• English
  • Cymraeg

Four Sons of Horus

The Four Sons of Horus protected the innards of the deceased. In the Pyramid Texts, they help the king ascend to heaven. By the New Kingdom, the four are associated with protecting the body of Osiris and with the constellation of the the Great Bear.

The Four Sons of Horus, who are commonly known as the deities of the four canopic jars which held the viscera of the deceased. These were known variously as the Children of Atum, the Children of Geb, the Children of Nut, the Nobles of the Gods, the Four Adolescents and the Children of Horus. Horus of Khem, Harsiese and Horus the Elder (sky gods) are cited in different texts as being their father. As sons of Horus of Khem, the Four were linked with Khem (Letopolis), a place of storms, flint and meteoric iron. Both meteoric iron and flint were mythologically linked with the northern sky, and with the Four Sons, who were named Imsety, Hapy, Duamutef and Kebehsenuef.

Their importance centered on their place in the northern sky and particularly in the Egyptian constellation Meskhetyu (transliteration, Msxtwy); their status as primeval gods; and their link with the cardinal points. They first emerge in the Pyramid Texts as helpers of the deceased king.

The Four were usually portrayed as mummiform; the wrapped body often symbolised ancestors, including primeval gods. From the Eighteenth Dynasty (1550–1295 bc) the Four were often coupled with the lotus (waterlily), a symbol of primeval birth, and are shown standing on it. According to one version of the Heliopolitan creation myth, the lotus flower gave rise to the first solar god. Four other primeval male creator gods, who may be loosely related to the Four Sons, featured heavily in the Coffin Texts.

The Four Sons not only protected Osiris but ensured the safety of the sun-god Re as he travelled across the night sky. In the tenth division of the Book of Gates, the Four restrain the snakes who help Apep, the arch-enemy of Re.

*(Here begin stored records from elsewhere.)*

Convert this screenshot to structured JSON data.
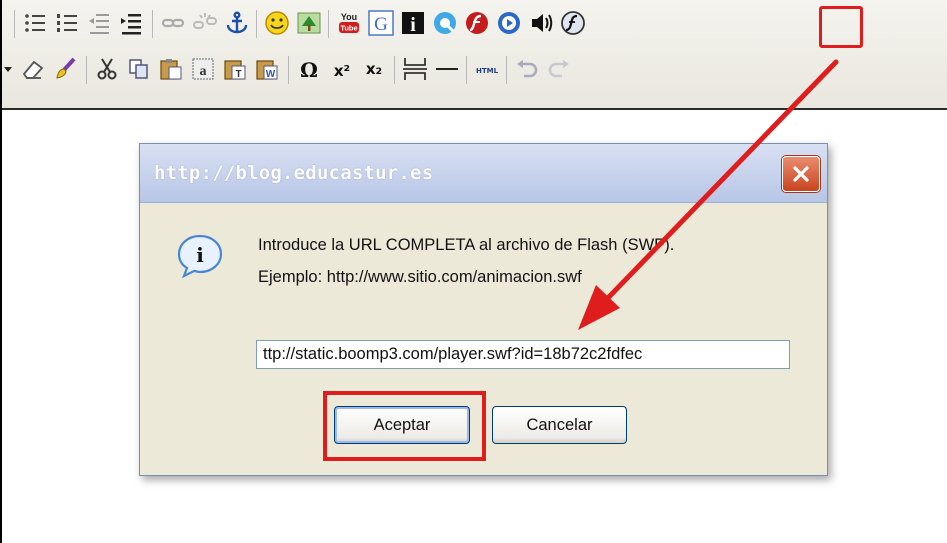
{
  "toolbar": {
    "row1_icons": [
      "bullet-list-icon",
      "numbered-list-icon",
      "outdent-icon",
      "indent-icon",
      "link-icon",
      "unlink-icon",
      "anchor-icon",
      "smiley-icon",
      "image-icon",
      "youtube-icon",
      "google-icon",
      "info-square-icon",
      "quicktime-icon",
      "flash-player-icon",
      "media-player-icon",
      "speaker-icon",
      "flash-icon"
    ],
    "row2_icons": [
      "eraser-icon",
      "brush-icon",
      "cut-icon",
      "copy-icon",
      "paste-icon",
      "paste-text-icon",
      "paste-plain-icon",
      "paste-word-icon",
      "omega-icon",
      "superscript-icon",
      "subscript-icon",
      "page-break-icon",
      "horizontal-rule-icon",
      "html-icon",
      "undo-icon",
      "redo-icon"
    ],
    "youtube_you": "You",
    "youtube_tube": "Tube",
    "google_letter": "G",
    "info_letter": "i",
    "omega": "Ω",
    "superscript": "x²",
    "subscript": "x₂",
    "html_label": "HTML"
  },
  "dialog": {
    "title": "http://blog.educastur.es",
    "message_line1": "Introduce la URL COMPLETA al archivo de Flash (SWF).",
    "message_line2": "Ejemplo: http://www.sitio.com/animacion.swf",
    "input_value": "ttp://static.boomp3.com/player.swf?id=18b72c2fdfec",
    "ok_label": "Aceptar",
    "cancel_label": "Cancelar",
    "info_letter": "i"
  },
  "colors": {
    "highlight": "#e01d1d",
    "title_gradient": "#b8c6e6",
    "dialog_bg": "#ece9d8",
    "close_button": "#c8441f"
  }
}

The Four Sons of Horus were associated with the canopic jars within which the viscera was placed as part of mummification. Generally, Imsety, Hapy, Duamutef and Kebehsenuef were linked with the liver, lungs, stomach and intestines respectively, though sometimes the associations of Hapy and Duamutef are found switched about and at other times there is very little correspondence between canopic jar contents and the traditionally associated deity. This is possibly because it was the conceptions surrounding the number four, a number of completeness, together with the vigil, which were important, rather than any link between a particular body part and a specific Son. Furthermore, while ideally placement of the internal organs in the body corresponded with the position of the Sons of Horus, the embalming process was messy and intended connections could have been lost.

From the Twentieth Dynasty until the Roman Period (c.1100–30 bc) each of the four canopic jars had a particular head: Imsety (human-headed), Hapy (head of a baboon), Duamutef (head of a dog) and Qebehsenuef (head of a falcon). The Egypt Centre has one seeming seemingly complete jar, with the head of Imsety but all is not as it seems.



Further Reading:

Graves-Brown, C. 2018. Daemons and Spirits. University of Wales Press.

Taylor, J.H. 2001. Death and the Afterlife in Ancient Egypt, London, 67-68.